**About this task:**
Copy each record exactly and skip its pictures.

*** Extracted entries Section Begins ***

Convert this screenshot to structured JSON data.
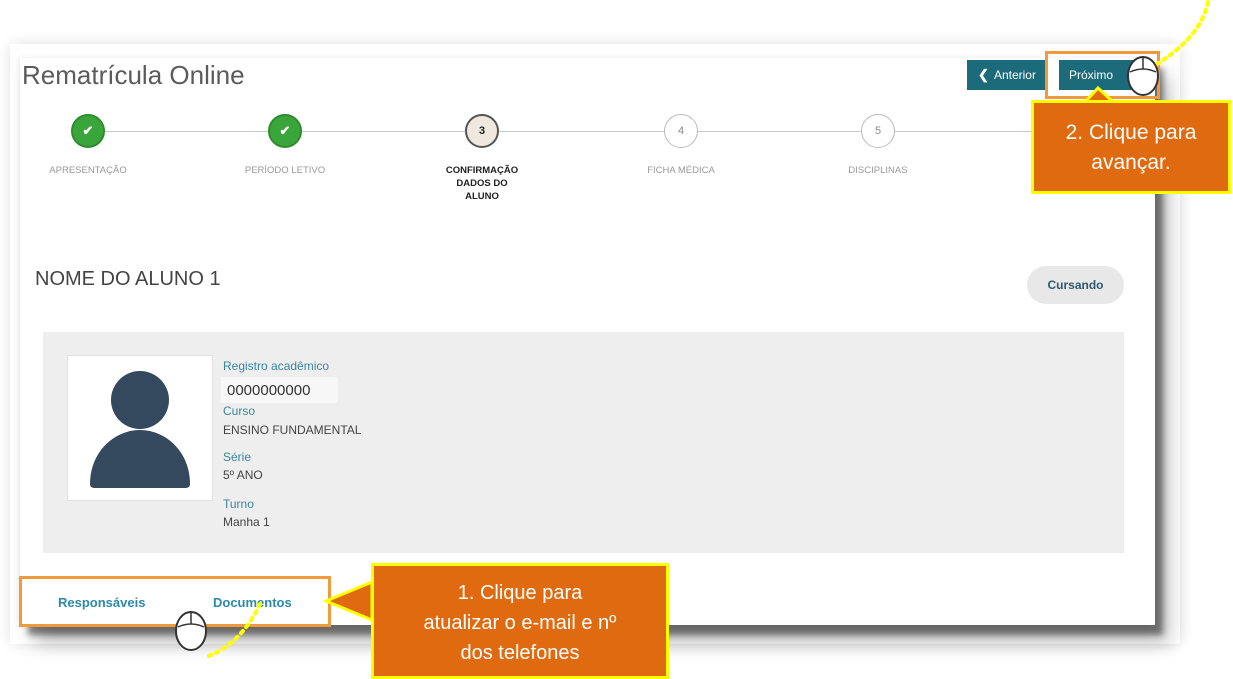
{
  "app": {
    "title": "Rematrícula Online"
  },
  "nav": {
    "prev_label": "Anterior",
    "next_label": "Próximo"
  },
  "stepper": {
    "steps": [
      {
        "label": "APRESENTAÇÃO",
        "number": "",
        "state": "done"
      },
      {
        "label": "PERÍODO LETIVO",
        "number": "",
        "state": "done"
      },
      {
        "label": "CONFIRMAÇÃO DADOS DO ALUNO",
        "number": "3",
        "state": "current"
      },
      {
        "label": "FICHA MÉDICA",
        "number": "4",
        "state": "pending"
      },
      {
        "label": "DISCIPLINAS",
        "number": "5",
        "state": "pending"
      }
    ]
  },
  "student": {
    "name": "NOME DO ALUNO 1",
    "status": "Cursando",
    "fields": {
      "ra_label": "Registro acadêmico",
      "ra_value": "0000000000",
      "course_label": "Curso",
      "course_value": "ENSINO FUNDAMENTAL",
      "grade_label": "Série",
      "grade_value": "5º ANO",
      "shift_label": "Turno",
      "shift_value": "Manha 1"
    }
  },
  "tabs": {
    "guardians": "Responsáveis",
    "documents": "Documentos"
  },
  "annotations": {
    "callout1": [
      "1. Clique para",
      "atualizar o e-mail e nº",
      "dos telefones"
    ],
    "callout2": [
      "2. Clique para",
      "avançar."
    ]
  },
  "colors": {
    "primary_button": "#1c6b7a",
    "step_done": "#3aa53a",
    "link": "#2b8aa8",
    "callout_fill": "#e06a10",
    "callout_border": "#ffff00",
    "highlight_border": "#f09a3c"
  }
}
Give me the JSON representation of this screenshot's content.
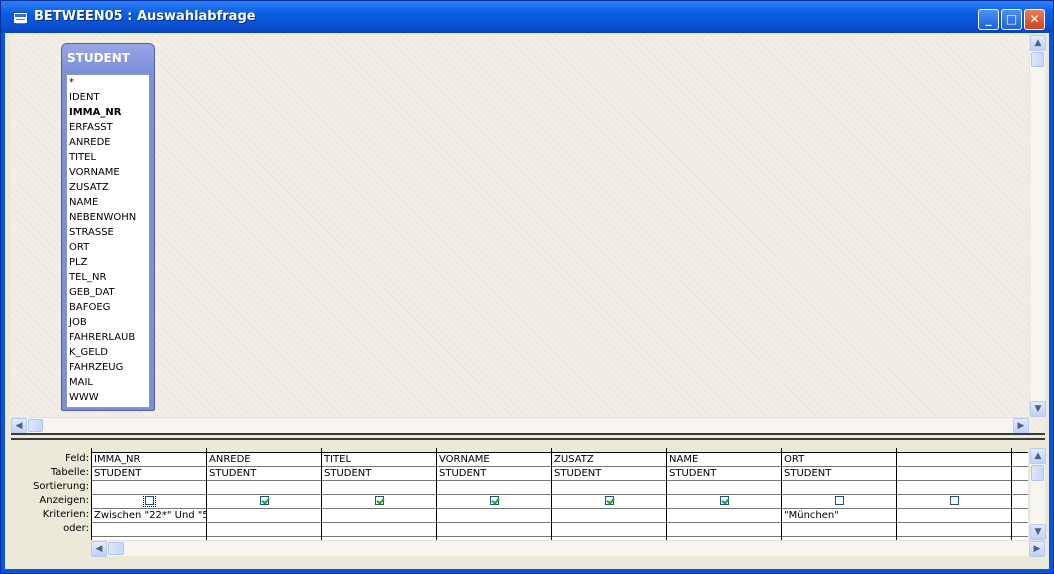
{
  "window": {
    "title": "BETWEEN05 : Auswahlabfrage",
    "buttons": {
      "minimize": "_",
      "maximize": "□",
      "close": "✕"
    }
  },
  "table": {
    "name": "STUDENT",
    "fields": [
      "*",
      "IDENT",
      "IMMA_NR",
      "ERFASST",
      "ANREDE",
      "TITEL",
      "VORNAME",
      "ZUSATZ",
      "NAME",
      "NEBENWOHN",
      "STRASSE",
      "ORT",
      "PLZ",
      "TEL_NR",
      "GEB_DAT",
      "BAFOEG",
      "JOB",
      "FAHRERLAUB",
      "K_GELD",
      "FAHRZEUG",
      "MAIL",
      "WWW"
    ],
    "primary_key_field": "IMMA_NR"
  },
  "grid": {
    "row_labels": [
      "Feld:",
      "Tabelle:",
      "Sortierung:",
      "Anzeigen:",
      "Kriterien:",
      "oder:"
    ],
    "columns": [
      {
        "field": "IMMA_NR",
        "table": "STUDENT",
        "sort": "",
        "show": false,
        "criteria": "Zwischen \"22*\" Und \"5.",
        "or": ""
      },
      {
        "field": "ANREDE",
        "table": "STUDENT",
        "sort": "",
        "show": true,
        "criteria": "",
        "or": ""
      },
      {
        "field": "TITEL",
        "table": "STUDENT",
        "sort": "",
        "show": true,
        "criteria": "",
        "or": ""
      },
      {
        "field": "VORNAME",
        "table": "STUDENT",
        "sort": "",
        "show": true,
        "criteria": "",
        "or": ""
      },
      {
        "field": "ZUSATZ",
        "table": "STUDENT",
        "sort": "",
        "show": true,
        "criteria": "",
        "or": ""
      },
      {
        "field": "NAME",
        "table": "STUDENT",
        "sort": "",
        "show": true,
        "criteria": "",
        "or": ""
      },
      {
        "field": "ORT",
        "table": "STUDENT",
        "sort": "",
        "show": false,
        "criteria": "\"München\"",
        "or": ""
      },
      {
        "field": "",
        "table": "",
        "sort": "",
        "show": false,
        "criteria": "",
        "or": ""
      },
      {
        "field": "",
        "table": "",
        "sort": "",
        "show": false,
        "criteria": "",
        "or": ""
      }
    ]
  },
  "scroll": {
    "up": "▲",
    "down": "▼",
    "left": "◀",
    "right": "▶"
  },
  "colors": {
    "titlebar": "#0A55D8",
    "table_header": "#7C8FD8",
    "check": "#21A121"
  }
}
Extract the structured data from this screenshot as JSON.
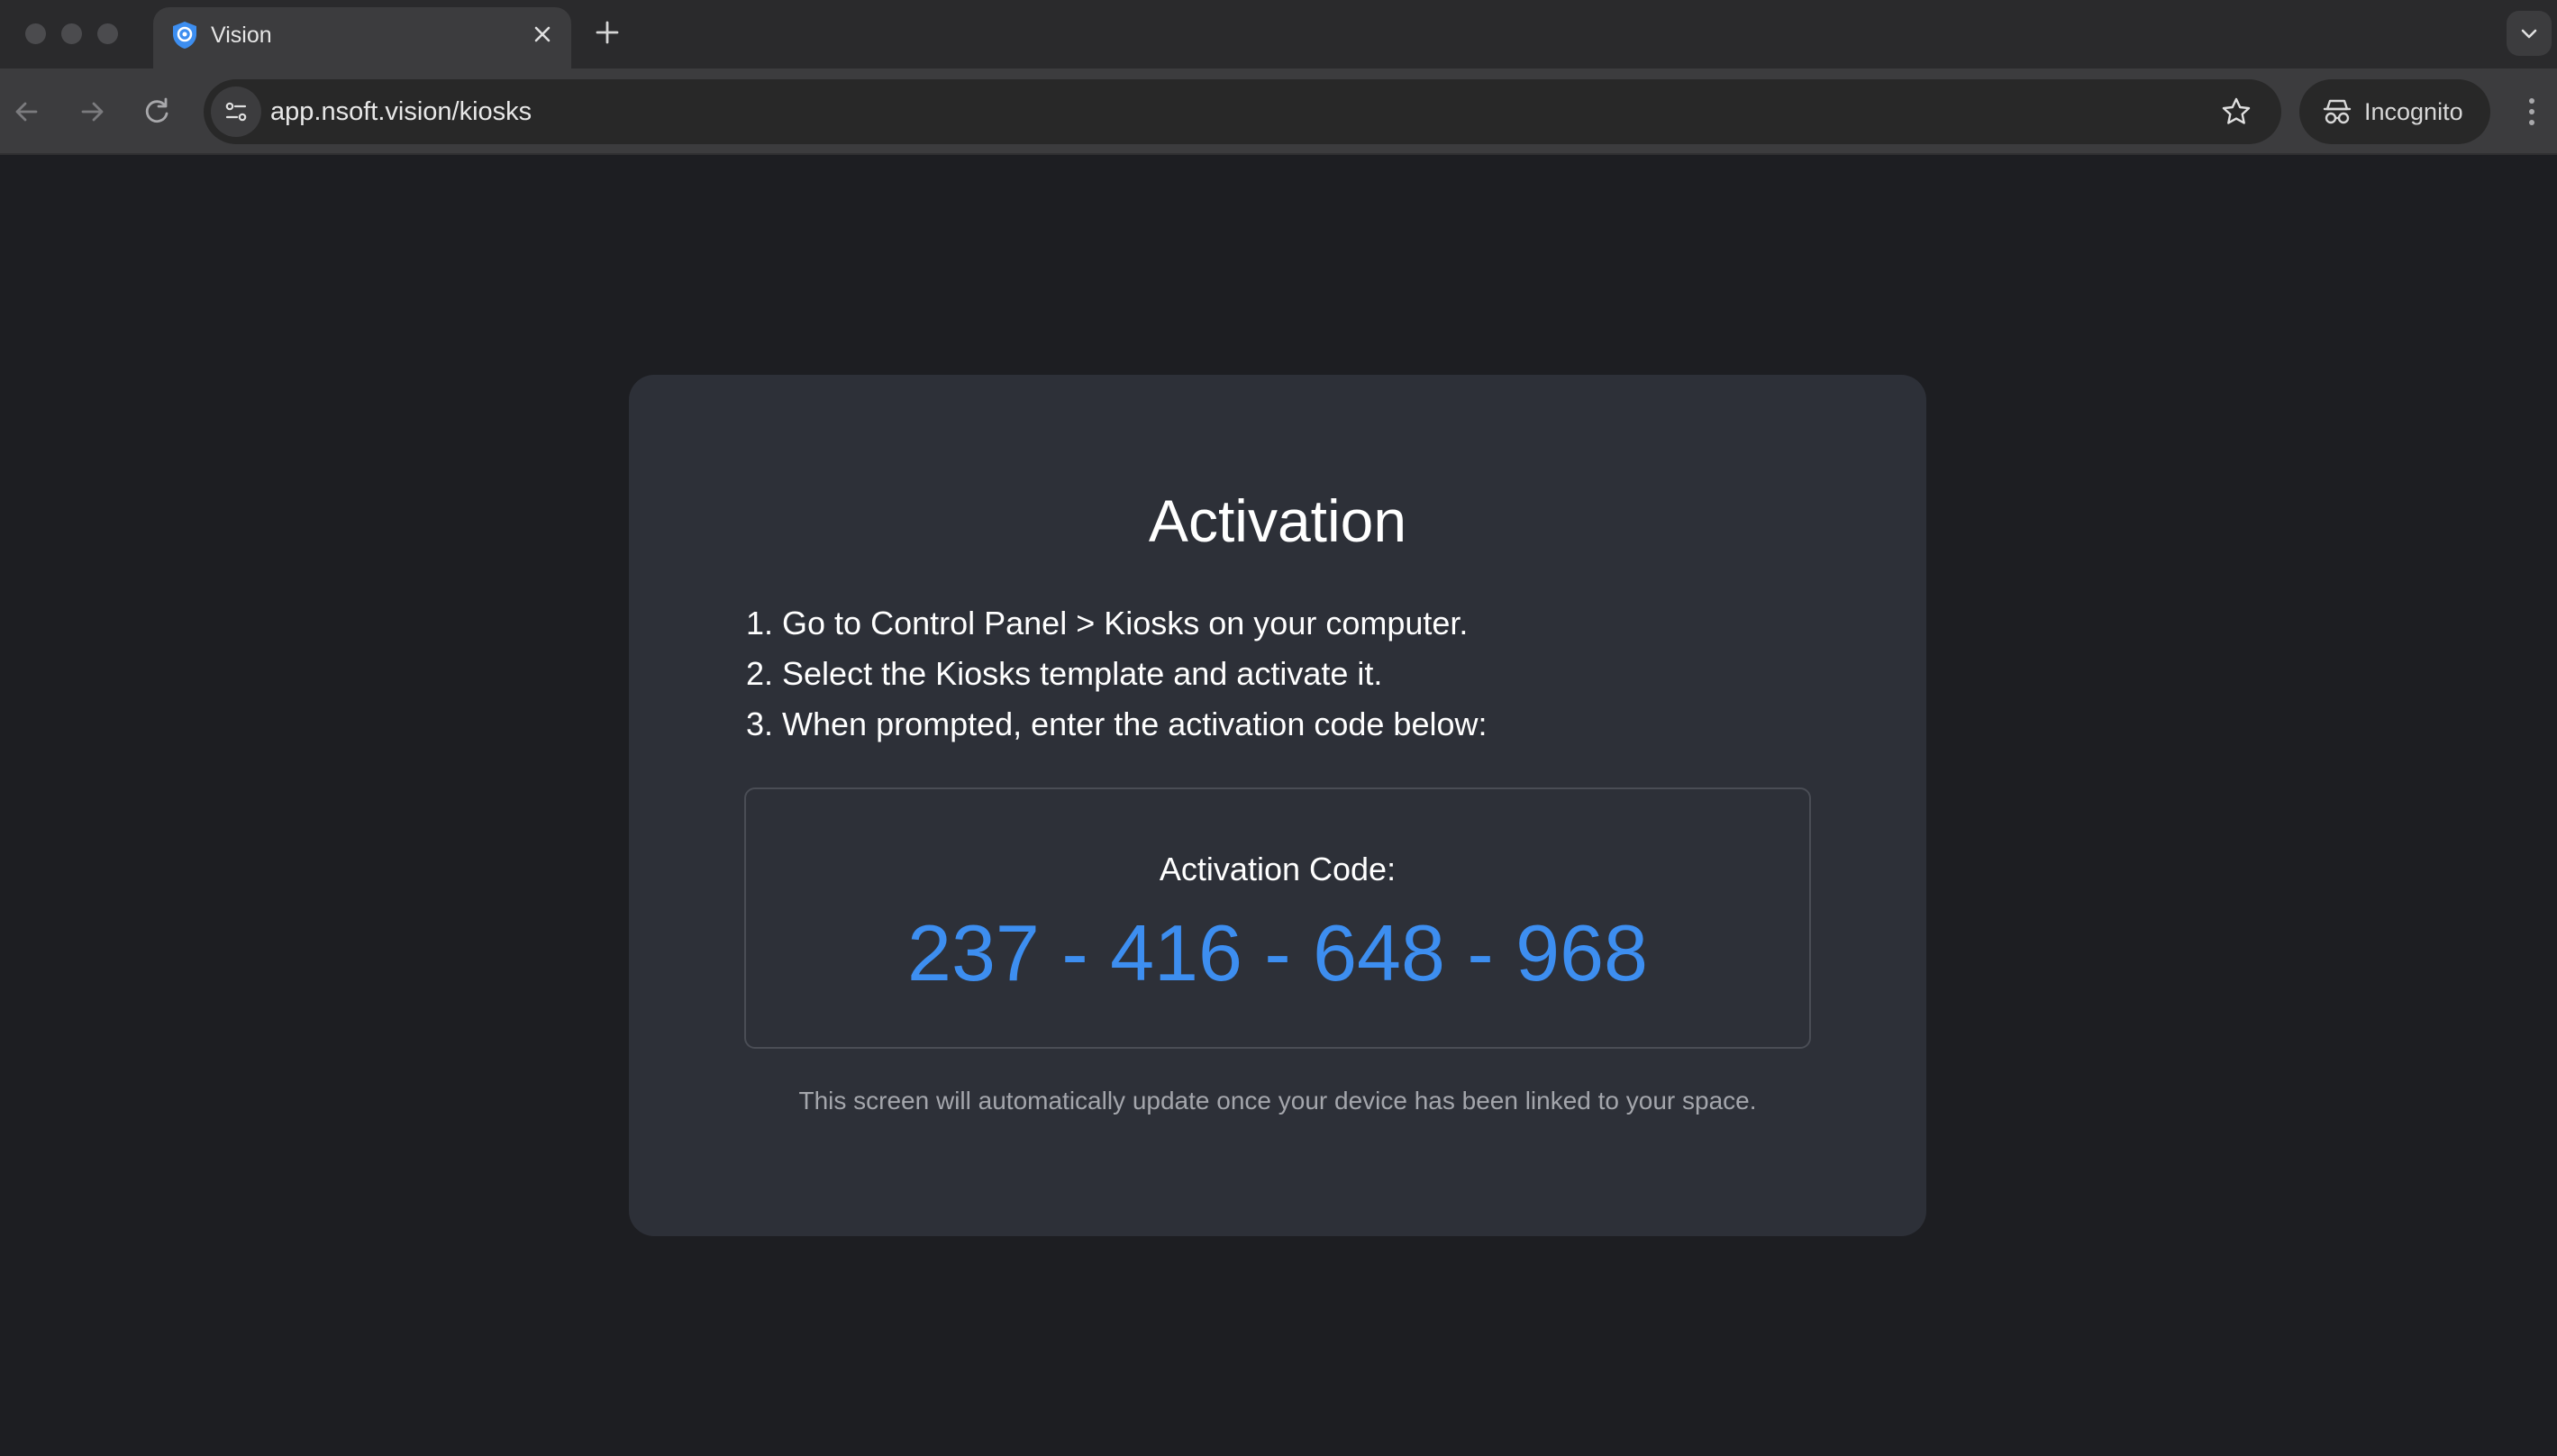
{
  "browser": {
    "tab": {
      "title": "Vision"
    },
    "address_bar": {
      "url": "app.nsoft.vision/kiosks"
    },
    "incognito_label": "Incognito"
  },
  "page": {
    "title": "Activation",
    "steps": [
      "1. Go to Control Panel > Kiosks on your computer.",
      "2. Select the Kiosks template and activate it.",
      "3. When prompted, enter the activation code below:"
    ],
    "code_label": "Activation Code:",
    "code_value": "237 - 416 - 648 - 968",
    "footnote": "This screen will automatically update once your device has been linked to your space."
  },
  "colors": {
    "background": "#1d1e22",
    "card": "#2d3038",
    "accent": "#3d8ef0"
  },
  "icons": {
    "favicon": "shield-icon",
    "close": "close-icon",
    "new_tab": "plus-icon",
    "tab_search": "chevron-down-icon",
    "back": "arrow-left-icon",
    "forward": "arrow-right-icon",
    "reload": "reload-icon",
    "site_info": "tune-icon",
    "bookmark": "star-icon",
    "incognito": "incognito-icon",
    "menu": "kebab-menu-icon"
  }
}
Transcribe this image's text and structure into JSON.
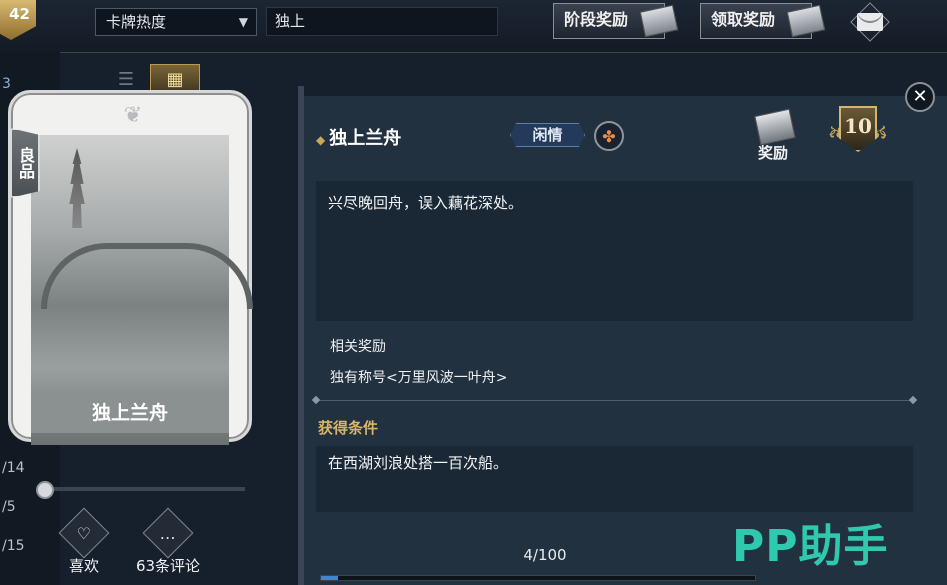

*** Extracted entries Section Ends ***

**Written response:**
Convert this screenshot to structured JSON data.
{
  "app": {
    "title": "Rematrícula Online"
  },
  "nav": {
    "prev_label": "Anterior",
    "next_label": "Próximo"
  },
  "stepper": {
    "steps": [
      {
        "label": "APRESENTAÇÃO",
        "number": "",
        "state": "done"
      },
      {
        "label": "PERÍODO LETIVO",
        "number": "",
        "state": "done"
      },
      {
        "label": "CONFIRMAÇÃO DADOS DO ALUNO",
        "number": "3",
        "state": "current"
      },
      {
        "label": "FICHA MÉDICA",
        "number": "4",
        "state": "pending"
      },
      {
        "label": "DISCIPLINAS",
        "number": "5",
        "state": "pending"
      }
    ]
  },
  "student": {
    "name": "NOME DO ALUNO 1",
    "status": "Cursando",
    "fields": {
      "ra_label": "Registro acadêmico",
      "ra_value": "0000000000",
      "course_label": "Curso",
      "course_value": "ENSINO FUNDAMENTAL",
      "grade_label": "Série",
      "grade_value": "5º ANO",
      "shift_label": "Turno",
      "shift_value": "Manha 1"
    }
  },
  "tabs": {
    "guardians": "Responsáveis",
    "documents": "Documentos"
  },
  "annotations": {
    "callout1": [
      "1. Clique para",
      "atualizar o e-mail e nº",
      "dos telefones"
    ],
    "callout2": [
      "2. Clique para",
      "avançar."
    ]
  },
  "colors": {
    "primary_button": "#1c6b7a",
    "step_done": "#3aa53a",
    "link": "#2b8aa8",
    "callout_fill": "#e06a10",
    "callout_border": "#ffff00",
    "highlight_border": "#f09a3c"
  }
}
Give me the JSON representation of this screenshot's content.
{
  "window": {
    "title": "BETWEEN05 : Auswahlabfrage",
    "buttons": {
      "minimize": "_",
      "maximize": "□",
      "close": "✕"
    }
  },
  "table": {
    "name": "STUDENT",
    "fields": [
      "*",
      "IDENT",
      "IMMA_NR",
      "ERFASST",
      "ANREDE",
      "TITEL",
      "VORNAME",
      "ZUSATZ",
      "NAME",
      "NEBENWOHN",
      "STRASSE",
      "ORT",
      "PLZ",
      "TEL_NR",
      "GEB_DAT",
      "BAFOEG",
      "JOB",
      "FAHRERLAUB",
      "K_GELD",
      "FAHRZEUG",
      "MAIL",
      "WWW"
    ],
    "primary_key_field": "IMMA_NR"
  },
  "grid": {
    "row_labels": [
      "Feld:",
      "Tabelle:",
      "Sortierung:",
      "Anzeigen:",
      "Kriterien:",
      "oder:"
    ],
    "columns": [
      {
        "field": "IMMA_NR",
        "table": "STUDENT",
        "sort": "",
        "show": false,
        "criteria": "Zwischen \"22*\" Und \"5.",
        "or": ""
      },
      {
        "field": "ANREDE",
        "table": "STUDENT",
        "sort": "",
        "show": true,
        "criteria": "",
        "or": ""
      },
      {
        "field": "TITEL",
        "table": "STUDENT",
        "sort": "",
        "show": true,
        "criteria": "",
        "or": ""
      },
      {
        "field": "VORNAME",
        "table": "STUDENT",
        "sort": "",
        "show": true,
        "criteria": "",
        "or": ""
      },
      {
        "field": "ZUSATZ",
        "table": "STUDENT",
        "sort": "",
        "show": true,
        "criteria": "",
        "or": ""
      },
      {
        "field": "NAME",
        "table": "STUDENT",
        "sort": "",
        "show": true,
        "criteria": "",
        "or": ""
      },
      {
        "field": "ORT",
        "table": "STUDENT",
        "sort": "",
        "show": false,
        "criteria": "\"München\"",
        "or": ""
      },
      {
        "field": "",
        "table": "",
        "sort": "",
        "show": false,
        "criteria": "",
        "or": ""
      },
      {
        "field": "",
        "table": "",
        "sort": "",
        "show": false,
        "criteria": "",
        "or": ""
      }
    ]
  },
  "scroll": {
    "up": "▲",
    "down": "▼",
    "left": "◀",
    "right": "▶"
  },
  "colors": {
    "titlebar": "#0A55D8",
    "table_header": "#7C8FD8",
    "check": "#21A121"
  }
}
Extract the structured data from this screenshot as JSON.
{
  "browser": {
    "tab": {
      "title": "Vision"
    },
    "address_bar": {
      "url": "app.nsoft.vision/kiosks"
    },
    "incognito_label": "Incognito"
  },
  "page": {
    "title": "Activation",
    "steps": [
      "1. Go to Control Panel > Kiosks on your computer.",
      "2. Select the Kiosks template and activate it.",
      "3. When prompted, enter the activation code below:"
    ],
    "code_label": "Activation Code:",
    "code_value": "237 - 416 - 648 - 968",
    "footnote": "This screen will automatically update once your device has been linked to your space."
  },
  "colors": {
    "background": "#1d1e22",
    "card": "#2d3038",
    "accent": "#3d8ef0"
  },
  "icons": {
    "favicon": "shield-icon",
    "close": "close-icon",
    "new_tab": "plus-icon",
    "tab_search": "chevron-down-icon",
    "back": "arrow-left-icon",
    "forward": "arrow-right-icon",
    "reload": "reload-icon",
    "site_info": "tune-icon",
    "bookmark": "star-icon",
    "incognito": "incognito-icon",
    "menu": "kebab-menu-icon"
  }
}
Transcribe this image's text and structure into JSON.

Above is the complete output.